Beasley’s team sat down in English classes and while there wasn’t a whole lot of evangelism taking place, he said there were a lot of cultural conversations and exchanges. They talked about American History, American movies, social media and did a presentation on the life of a teenager in Oak Grove, complete with a football game, which the Polish students found quite amazing, since they have no extracurricular activities, just academics.
He noted that the teens had a lot in common, especially the teen language, which is one thing the American students loved, sharing that common teenage bond.
Most high school students walk to school or take the tram, many from 40 minutes away. The Poles were amazed that American students have their own cars and drive to school.
One fun part of the trip was meeting pen pals. For five months leading up to the trip, the local students were pen pals with elementary-age Polish students, sixth grade and below.
“We got to go to the city that was established as a utopia by Mussolini. It was very blue collar and we were the first Christian Americans that had stepped foot in their school,” said Beasley.
Having corresponded for five months, Beasley said the students ran out into the street to meet the Americans. “They were hugging and smiling; it was like they had known them their entire life.”
At the school they sang songs, silly songs and did karaoke at one point.

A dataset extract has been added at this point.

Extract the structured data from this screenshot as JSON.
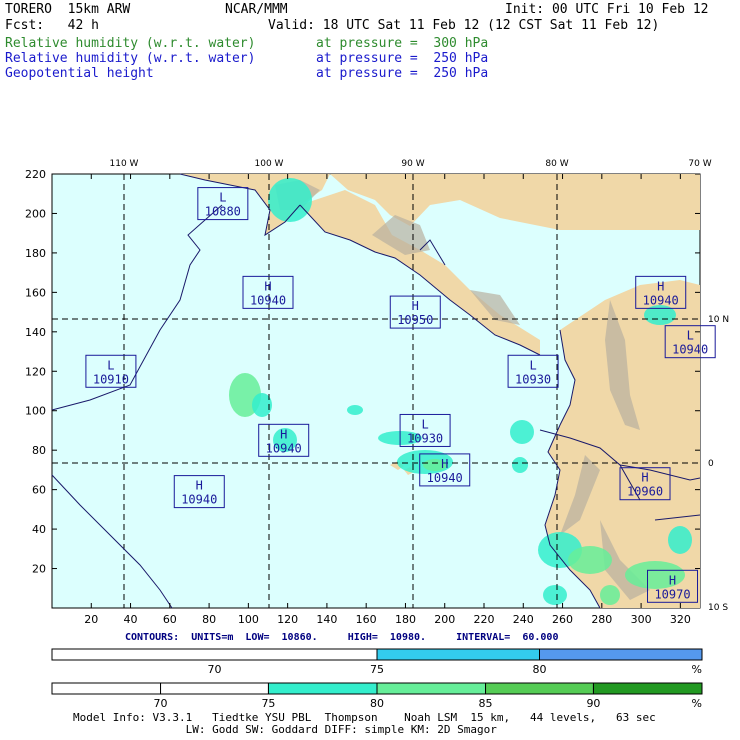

They even ate lunch in the cafeteria and some of the mothers had made Polish treats and snacks.
Beasley noted that many of the conversations were done through Google Translator, which was a lifesaver for his students.
They presented the students with Bibles, presents, Nerds candy and other things they had never had. “They got our teens gifts, we played gamed and did Polish and American tongue twisters.
After getting back into the heart of Krakow, an English Club was set up at a church and many of the pen pals made the 40-minute trip to meet with their new friends once again.
But in addition to meeting with students and sharing experiences and cultures, the team took a day for some sightseeing.
They visited the Auschwitz and Birkenau concentration camps, where they walked through bunkhouses, gas chambers, prison and starvation cells.
“It was a real heavy day for our teenagers and really inundated them with the culture and history,” said Beasley. “Auschwitz really painted a portrait for our students of the history. It was very eye opening for our teens to experience World War II in a realistic way. It very real and very serious. We got to see the really brilliant beautiful side of human nature. It was very powerful and very sobering.”
They also visited the Wieliczka Salt Mine, which was opened in the 13th century and produced table salt continuously until 2007.
The team stayed in the Krakow Hostel in the city square, which is the largest city square in Europe. They visited a castle and had the opportunity to go into several Catholic churches, which he described as very ornate with beautiful architecture. “They were designed to reveal the glory of God,” he said.
They also partook of the Polish dining experience, pierogies, soups, and sausages, which he described as incredible. As a self-proclaimed Italian guru, Beasley noted the pasta, pizza and “the best lasagna I’ve ever had in my life.”
He said trips such as this are deemed a success by the teens if the food is good. “They let you know what is good and what isn’t. And they seemed excited.”
The exchange rate, an American dollar equaled $3.30 Polish Zloty, which meant a $30 Polish meal, was less than $10 American dollars.
The Polish culture was described as very beautiful. “The Polish people are definitely not like Americans,” said Beasley. “They are quiet on the trains and anywhere we went we were the smiles. A lot of teachers said they hadn’t seen their students smile all year long and it was a good thing.”
It was a very full trip, according to Beasley. “We had a lot of fun and the adults who made the trip loved it,” he said. “I think we may have a chance to go back next year. God did some incredible things.”